- [Exercise prompt] Without the images, output every record exactly as it appears.

Stored records:
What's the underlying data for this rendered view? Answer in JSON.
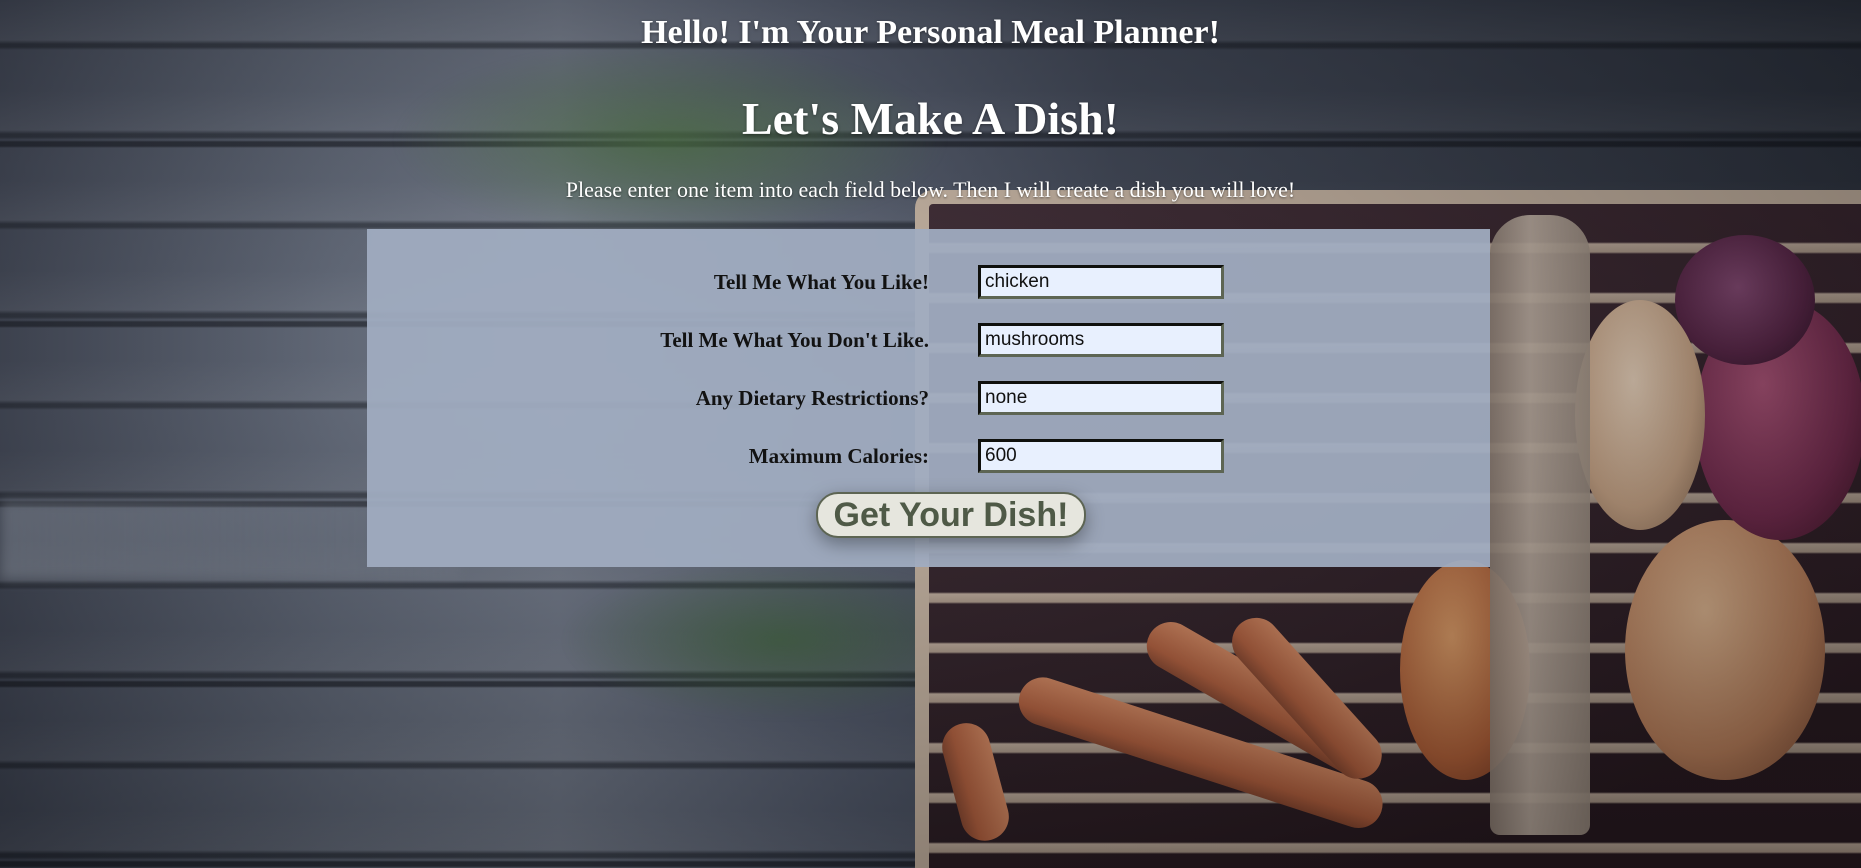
{
  "header": {
    "greeting": "Hello! I'm Your Personal Meal Planner!",
    "headline": "Let's Make A Dish!",
    "instructions": "Please enter one item into each field below. Then I will create a dish you will love!"
  },
  "form": {
    "fields": [
      {
        "label": "Tell Me What You Like!",
        "value": "chicken"
      },
      {
        "label": "Tell Me What You Don't Like.",
        "value": "mushrooms"
      },
      {
        "label": "Any Dietary Restrictions?",
        "value": "none"
      },
      {
        "label": "Maximum Calories:",
        "value": "600"
      }
    ],
    "submit_label": "Get Your Dish!"
  },
  "colors": {
    "panel_background": "#a0acc0",
    "field_background": "#e8f0fe",
    "field_border": "#5d6553",
    "button_text": "#4f5a47",
    "heading_text": "#ffffff"
  }
}
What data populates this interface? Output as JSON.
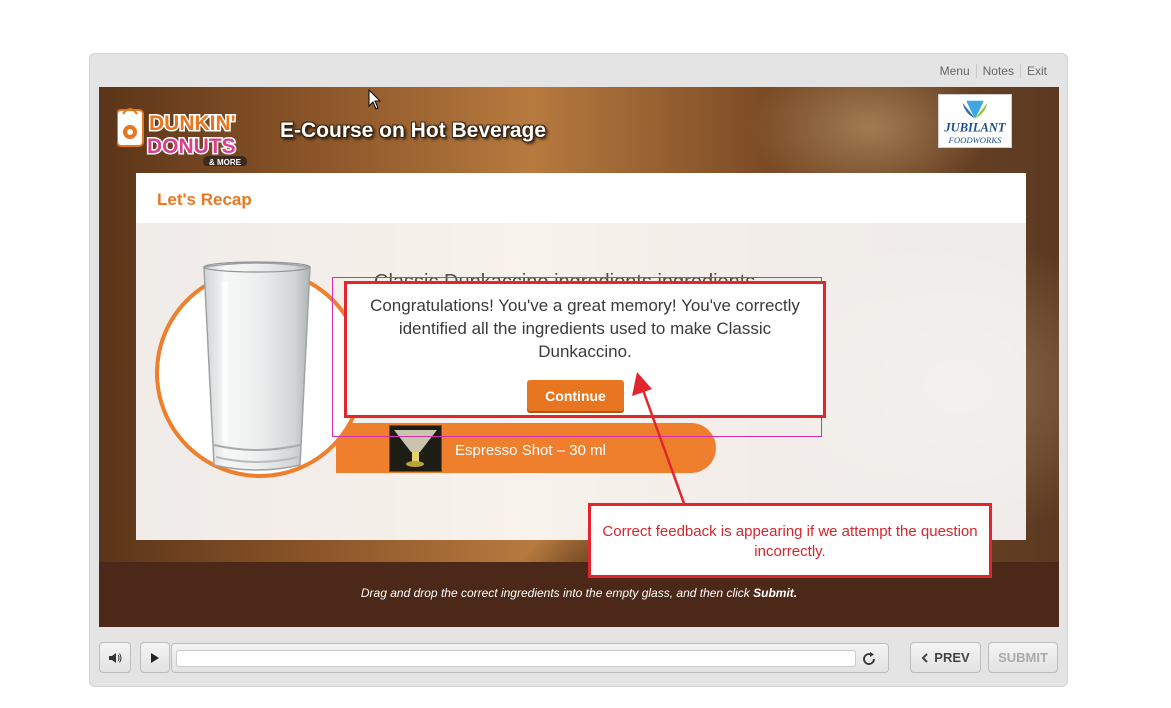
{
  "top_menu": {
    "menu": "Menu",
    "notes": "Notes",
    "exit": "Exit"
  },
  "header": {
    "course_title": "E-Course on Hot Beverage",
    "brand_logo": {
      "line1": "DUNKIN'",
      "line2": "DONUTS",
      "line3": "& MORE"
    },
    "partner_logo": {
      "line1": "JUBILANT",
      "line2": "FOODWORKS"
    }
  },
  "slide": {
    "title": "Let's Recap",
    "question_partial": "Classic Dunkaccino ingredients                              ingredients",
    "ingredient_label": "Espresso Shot – 30 ml"
  },
  "feedback": {
    "message": "Congratulations! You've a great memory! You've correctly identified all the ingredients used to make Classic Dunkaccino.",
    "continue_label": "Continue"
  },
  "annotation": {
    "note": "Correct feedback is appearing if we attempt the question incorrectly.",
    "color": "#e3262e"
  },
  "instruction": {
    "text": "Drag and drop the correct ingredients into the empty glass, and then click ",
    "emphasis": "Submit."
  },
  "controls": {
    "prev_label": "PREV",
    "submit_label": "SUBMIT",
    "icons": [
      "volume-icon",
      "play-icon",
      "replay-icon",
      "chevron-left-icon"
    ]
  },
  "colors": {
    "accent": "#e8751f",
    "bottom_bar": "#4b2818",
    "annotation": "#e3262e"
  }
}
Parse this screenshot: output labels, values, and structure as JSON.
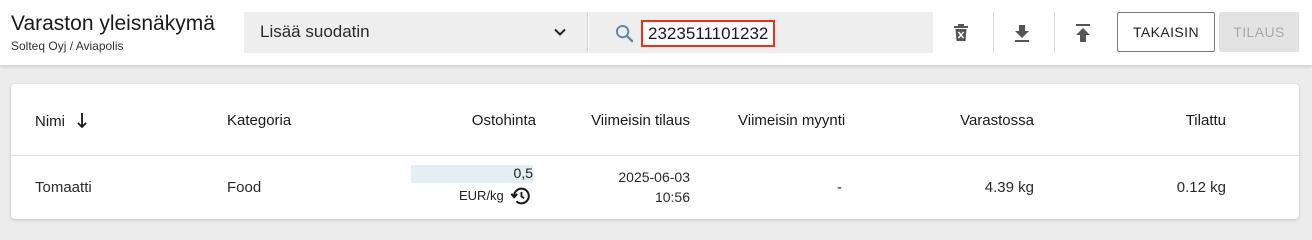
{
  "header": {
    "title": "Varaston yleisnäkymä",
    "subtitle": "Solteq Oyj / Aviapolis"
  },
  "toolbar": {
    "filter_placeholder": "Lisää suodatin",
    "search_value": "2323511101232",
    "delete_icon": "trash-icon",
    "download_icon": "download-icon",
    "upload_icon": "upload-icon",
    "back_label": "TAKAISIN",
    "order_label": "TILAUS"
  },
  "table": {
    "columns": [
      "Nimi",
      "Kategoria",
      "Ostohinta",
      "Viimeisin tilaus",
      "Viimeisin myynti",
      "Varastossa",
      "Tilattu"
    ],
    "sort_icon": "arrow-down-icon",
    "rows": [
      {
        "name": "Tomaatti",
        "category": "Food",
        "price": "0,5",
        "price_unit": "EUR/kg",
        "last_order_date": "2025-06-03",
        "last_order_time": "10:56",
        "last_sale": "-",
        "in_stock": "4.39 kg",
        "ordered": "0.12 kg"
      }
    ]
  },
  "colors": {
    "highlight": "#e8331c",
    "price_bar": "#e3eff3",
    "background": "#ececec"
  }
}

- [Exercise result]
What's the underlying data for this rendered view? Answer in JSON.
{
  "header": {
    "greeting": "Hello! I'm Your Personal Meal Planner!",
    "headline": "Let's Make A Dish!",
    "instructions": "Please enter one item into each field below. Then I will create a dish you will love!"
  },
  "form": {
    "fields": [
      {
        "label": "Tell Me What You Like!",
        "value": "chicken"
      },
      {
        "label": "Tell Me What You Don't Like.",
        "value": "mushrooms"
      },
      {
        "label": "Any Dietary Restrictions?",
        "value": "none"
      },
      {
        "label": "Maximum Calories:",
        "value": "600"
      }
    ],
    "submit_label": "Get Your Dish!"
  },
  "colors": {
    "panel_background": "#a0acc0",
    "field_background": "#e8f0fe",
    "field_border": "#5d6553",
    "button_text": "#4f5a47",
    "heading_text": "#ffffff"
  }
}
What data populates this interface? Output as JSON.
{
  "top_menu": {
    "menu": "Menu",
    "notes": "Notes",
    "exit": "Exit"
  },
  "header": {
    "course_title": "E-Course on Hot Beverage",
    "brand_logo": {
      "line1": "DUNKIN'",
      "line2": "DONUTS",
      "line3": "& MORE"
    },
    "partner_logo": {
      "line1": "JUBILANT",
      "line2": "FOODWORKS"
    }
  },
  "slide": {
    "title": "Let's Recap",
    "question_partial": "Classic Dunkaccino ingredients                              ingredients",
    "ingredient_label": "Espresso Shot – 30 ml"
  },
  "feedback": {
    "message": "Congratulations! You've a great memory! You've correctly identified all the ingredients used to make Classic Dunkaccino.",
    "continue_label": "Continue"
  },
  "annotation": {
    "note": "Correct feedback is appearing if we attempt the question incorrectly.",
    "color": "#e3262e"
  },
  "instruction": {
    "text": "Drag and drop the correct ingredients into the empty glass, and then click ",
    "emphasis": "Submit."
  },
  "controls": {
    "prev_label": "PREV",
    "submit_label": "SUBMIT",
    "icons": [
      "volume-icon",
      "play-icon",
      "replay-icon",
      "chevron-left-icon"
    ]
  },
  "colors": {
    "accent": "#e8751f",
    "bottom_bar": "#4b2818",
    "annotation": "#e3262e"
  }
}
Parse this screenshot: output labels, values, and structure as JSON.
{
  "header": {
    "title": "Varaston yleisnäkymä",
    "subtitle": "Solteq Oyj / Aviapolis"
  },
  "toolbar": {
    "filter_placeholder": "Lisää suodatin",
    "search_value": "2323511101232",
    "delete_icon": "trash-icon",
    "download_icon": "download-icon",
    "upload_icon": "upload-icon",
    "back_label": "TAKAISIN",
    "order_label": "TILAUS"
  },
  "table": {
    "columns": [
      "Nimi",
      "Kategoria",
      "Ostohinta",
      "Viimeisin tilaus",
      "Viimeisin myynti",
      "Varastossa",
      "Tilattu"
    ],
    "sort_icon": "arrow-down-icon",
    "rows": [
      {
        "name": "Tomaatti",
        "category": "Food",
        "price": "0,5",
        "price_unit": "EUR/kg",
        "last_order_date": "2025-06-03",
        "last_order_time": "10:56",
        "last_sale": "-",
        "in_stock": "4.39 kg",
        "ordered": "0.12 kg"
      }
    ]
  },
  "colors": {
    "highlight": "#e8331c",
    "price_bar": "#e3eff3",
    "background": "#ececec"
  }
}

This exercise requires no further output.